Another great place to find wonderful tins is the annual convention of the Antique Advertising Association of America (A.A.A.A.). They publish an outstanding newsletter and are always happy to welcome new members. The annual conventions are held in different cities around the country giving members an opportunity to share their knowledge and buy, sell or trade their treasures with each other. Some really great prices are always available. For membership, write to AAAA, P.O. Box 1121, Morton Grove, IL., 60053.
The value of a particular tin is contingent upon many elements and can vary greatly. Rarity, age, and condition are the most important. A collector can pay anywhere from less than a dollar to many thousands of dollars for a tin. A very rare, old tin, in mint or near mint condition can fetch thousands, while the same tin in poor condition may only be worth a few dollars. Although I may occasionally buy a tin in questionable condition to introduce something new into my collection, I'd rather stick to quality. The more elaborate lithographed one pound "Tall Coffee Tins: range in price from $150 to more than $1,000, while those with plain lettering will generally sell from $75 to $150. Keywinds ca still be found for under $25 but the ones with really great graphics can easily fetch more than $100.
In grading tins, I use a numbered grading system that many other collectors have adopted, with grades running from 1 - 10 (10 - mint, 9.5 - near mint, 9 - outstanding, 8.5 - excellent plus... 6 - poor, etc.). I generally will not buy anything less than an 8. A grade 8 is excellent and the tin should be free from dents, fading, or rust. I would not recommend anything below an 8, for collectors who intend to someday resell the tin.
There are many price guides available which may be useful for new collectors but, since prices are constantly changing, I only use them to get a general idea of value.
Who would have guessed a hundred years ago that some of these tins would be worth their weight in gold today? I wonder what we are now throwing in the trash that someday may sit on our grandchildren's shelves as prized and valuable treasures.
I worked for this company in the restaurant division from 1965 until in 1973-1974 when the Canadian company of Stuarts Branded Foods, dba "Weschler Foods" & "Goodhost Foods" bought out the restaurant division I was a part of. Crescent Foods (as it was called) was as I was told, the original coffee roaster on the U.S. west coast in Seattle Washington. This was closed when the Canadian company took it over. There was a very large vault in the basement that had many historical artifacts that would be priceless today.
A Marshall Weiss(sp?) was the coffee blender. He was a very large man and his blending was done over a very large round marble table that was like a lazy-susan. A coffee pot of hot water was in the middle. Also in the middle were containers of various coffee beans, some ground, some to be ground with a pistil(?). The outside edge of the table was lined with heavy-based 4oz clear glasses for tasting. Below the table was a brass spittoon(?)

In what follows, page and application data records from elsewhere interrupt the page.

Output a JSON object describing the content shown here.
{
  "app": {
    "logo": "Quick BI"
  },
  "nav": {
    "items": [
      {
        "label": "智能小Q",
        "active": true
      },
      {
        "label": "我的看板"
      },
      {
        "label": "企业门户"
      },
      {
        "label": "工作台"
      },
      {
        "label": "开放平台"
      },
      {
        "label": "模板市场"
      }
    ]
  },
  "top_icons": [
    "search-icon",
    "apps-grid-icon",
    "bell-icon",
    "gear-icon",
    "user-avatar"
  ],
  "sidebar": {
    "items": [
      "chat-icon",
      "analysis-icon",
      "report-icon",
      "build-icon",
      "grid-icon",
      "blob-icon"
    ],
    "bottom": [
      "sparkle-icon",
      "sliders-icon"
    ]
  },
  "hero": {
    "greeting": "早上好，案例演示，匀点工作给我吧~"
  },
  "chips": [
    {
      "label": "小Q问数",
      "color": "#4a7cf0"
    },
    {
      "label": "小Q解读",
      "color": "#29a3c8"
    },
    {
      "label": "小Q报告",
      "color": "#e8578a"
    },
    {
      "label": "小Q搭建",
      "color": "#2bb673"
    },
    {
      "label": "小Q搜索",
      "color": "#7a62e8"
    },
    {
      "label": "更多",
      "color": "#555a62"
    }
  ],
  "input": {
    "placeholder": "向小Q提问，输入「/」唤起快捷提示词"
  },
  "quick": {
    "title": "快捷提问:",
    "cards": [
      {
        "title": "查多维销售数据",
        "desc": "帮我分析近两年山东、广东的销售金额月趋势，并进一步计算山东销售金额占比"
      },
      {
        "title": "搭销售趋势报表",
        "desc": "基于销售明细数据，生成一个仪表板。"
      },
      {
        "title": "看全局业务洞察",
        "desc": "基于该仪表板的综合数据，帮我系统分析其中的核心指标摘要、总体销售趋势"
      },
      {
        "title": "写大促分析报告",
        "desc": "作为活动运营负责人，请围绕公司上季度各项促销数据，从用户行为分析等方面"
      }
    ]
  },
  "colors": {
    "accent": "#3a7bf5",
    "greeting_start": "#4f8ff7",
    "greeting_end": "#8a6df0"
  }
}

Crescent's corporate office and spice production was on Dearborn Street and coffee and nut roasting was done on 1st Avenue. A 3rd location for distribution was done in the mid 70's. I'm told Schilling Spices has since taken over the company.
e-mail: [email protected]
p.s. I still have 8 of those 4oz coffee tasting glasses but have no idea of their value.